Tuesday, July 22, 2008

Carlos Acosta's No Way Home


I love reading dancers' memoirs - when I was a child, I read and reread obsessively ballerina Claude Bessy's Danseuse Etoile, in which she recounts her career at the Paris Opera. She has become a controversial figure in France, but back then she taught me about wanting to be tough and independent.
Now, Cuban dancer Carlos Acosta's No Way Home has become a new favorite (along with the memoirs of Allegra Kent, Carolyn Brown and Vassili Panov). In this haunting volume, Acosta remembers not only his rise from bad boy to legendary dancer whom many called the new Nureyev or the new Baryshnikov, but also his travels and his deep feeling of home-sickness away from Cuba. He expresses the distress of being an alien, of missing one's family, in a way that you can't forget. Even if you're not interested in dance (tsssskk), this book is worth reading.
It's worth buying just for the cover of the book, if you ask me!

13 comments:

marie said...

ill have to look both those up!

mansuetude said...

he looks like he can fly--beautiful.

Mary-Laure said...

MANSUETUDE - oh yes, he can fly! There are many other amazing pictures in the book - that's just the cover.

yasu said...

sounds like a really good book!

A World in a PAN said...

I love the shadow of the dancer, so far from him, as to show that he flies!

Jennifer Elaine said...

That is such an inspiring picture.

littlebird said...

sounds like an interesting read, and there has to be some kind of pun in there about books and their covers : )

Raiment Urbane said...

Awesome. Going to get this.

mansuetude said...

One of my favorite things is to see a bird fling his breast into the air, trusting the gift of flight; perhaps dancers own this. :)

Finished Mulisch's book The Assault last night. Thanks for it. He opens such moral and ethical questions; all our reasoning and justifications; perspectives on leaders and war. I love it. He speaks of violence by really standing far away from it too. I'm still thinking about it.

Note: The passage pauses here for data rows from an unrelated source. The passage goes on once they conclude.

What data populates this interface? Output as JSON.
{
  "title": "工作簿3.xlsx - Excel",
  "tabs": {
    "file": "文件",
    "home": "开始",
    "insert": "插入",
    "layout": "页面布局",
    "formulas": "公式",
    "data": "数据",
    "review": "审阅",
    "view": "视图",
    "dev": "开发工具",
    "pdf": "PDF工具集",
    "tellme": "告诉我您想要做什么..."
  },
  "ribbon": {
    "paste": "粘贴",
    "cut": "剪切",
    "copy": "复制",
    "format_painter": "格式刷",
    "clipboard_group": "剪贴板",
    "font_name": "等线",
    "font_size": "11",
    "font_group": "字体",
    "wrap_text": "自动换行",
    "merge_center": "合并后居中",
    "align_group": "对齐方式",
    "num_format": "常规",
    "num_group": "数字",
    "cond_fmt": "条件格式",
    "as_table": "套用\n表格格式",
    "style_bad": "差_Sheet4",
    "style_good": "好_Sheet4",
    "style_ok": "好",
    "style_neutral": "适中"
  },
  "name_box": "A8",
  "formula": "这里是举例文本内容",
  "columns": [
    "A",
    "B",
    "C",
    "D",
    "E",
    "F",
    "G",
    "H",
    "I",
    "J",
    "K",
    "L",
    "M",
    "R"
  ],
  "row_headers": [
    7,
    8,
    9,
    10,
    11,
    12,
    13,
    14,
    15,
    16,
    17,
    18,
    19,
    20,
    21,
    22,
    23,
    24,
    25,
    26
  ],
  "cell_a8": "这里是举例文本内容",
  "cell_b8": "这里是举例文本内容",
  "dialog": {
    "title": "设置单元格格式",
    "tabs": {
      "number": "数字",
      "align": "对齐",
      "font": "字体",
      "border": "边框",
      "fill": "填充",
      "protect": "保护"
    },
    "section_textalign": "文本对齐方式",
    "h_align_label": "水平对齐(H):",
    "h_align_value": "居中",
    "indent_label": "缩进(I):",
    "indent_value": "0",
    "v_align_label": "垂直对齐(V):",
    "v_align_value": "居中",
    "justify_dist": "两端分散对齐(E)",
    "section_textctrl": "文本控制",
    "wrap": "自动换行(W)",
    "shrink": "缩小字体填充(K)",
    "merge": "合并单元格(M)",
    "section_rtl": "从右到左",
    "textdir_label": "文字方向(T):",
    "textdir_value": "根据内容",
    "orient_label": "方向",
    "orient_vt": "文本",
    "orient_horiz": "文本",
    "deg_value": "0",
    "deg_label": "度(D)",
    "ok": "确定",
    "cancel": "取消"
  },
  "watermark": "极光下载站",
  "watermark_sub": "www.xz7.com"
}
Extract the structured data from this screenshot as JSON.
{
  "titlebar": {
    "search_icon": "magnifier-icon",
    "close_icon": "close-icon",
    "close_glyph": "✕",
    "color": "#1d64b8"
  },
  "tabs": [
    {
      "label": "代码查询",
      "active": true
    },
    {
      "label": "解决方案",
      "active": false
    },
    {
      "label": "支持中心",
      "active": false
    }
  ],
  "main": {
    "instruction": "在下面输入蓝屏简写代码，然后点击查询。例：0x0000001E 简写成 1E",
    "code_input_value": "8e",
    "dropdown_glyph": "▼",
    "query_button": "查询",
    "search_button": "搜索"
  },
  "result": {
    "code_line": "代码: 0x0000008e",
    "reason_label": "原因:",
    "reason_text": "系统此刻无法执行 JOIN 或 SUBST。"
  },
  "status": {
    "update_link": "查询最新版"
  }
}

by the way, love that little "tsssskk" of yours.

tangobaby said...

It does sound like a great read. I will look for it.

I remember reading Suzanne Farrell's memoirs years ago and wondering how dancers can do such extreme things to their bodies. But it was fascinating, even the sad and scary parts.

Have you ever seen the documentary Etoiles? I've seen it 2 or 3 times and it's just such a great look behind the scenes of the Paris Opera.

Mary-Laure said...

RAIMENT URBANE - I hope you do get the book and will let me know how you liked it!

MANSUETUDE - I am really SO happy you liked 'The Assault'. It's a masterpiece, if you ask me. The writing is so haunting, and the story asks such relevant ethical questions!

TANGO BABY - yes, Suzanne Farrell's memoirs are quite extraordinary and a very engaging read.
As for the documentary Etoiles, I own it on DVD so I've seen it many many MANY times... Love it!

pierre said...

Dance ...our shared passion

Hila said...

oh thanks for this review - I've been meaning to buy it.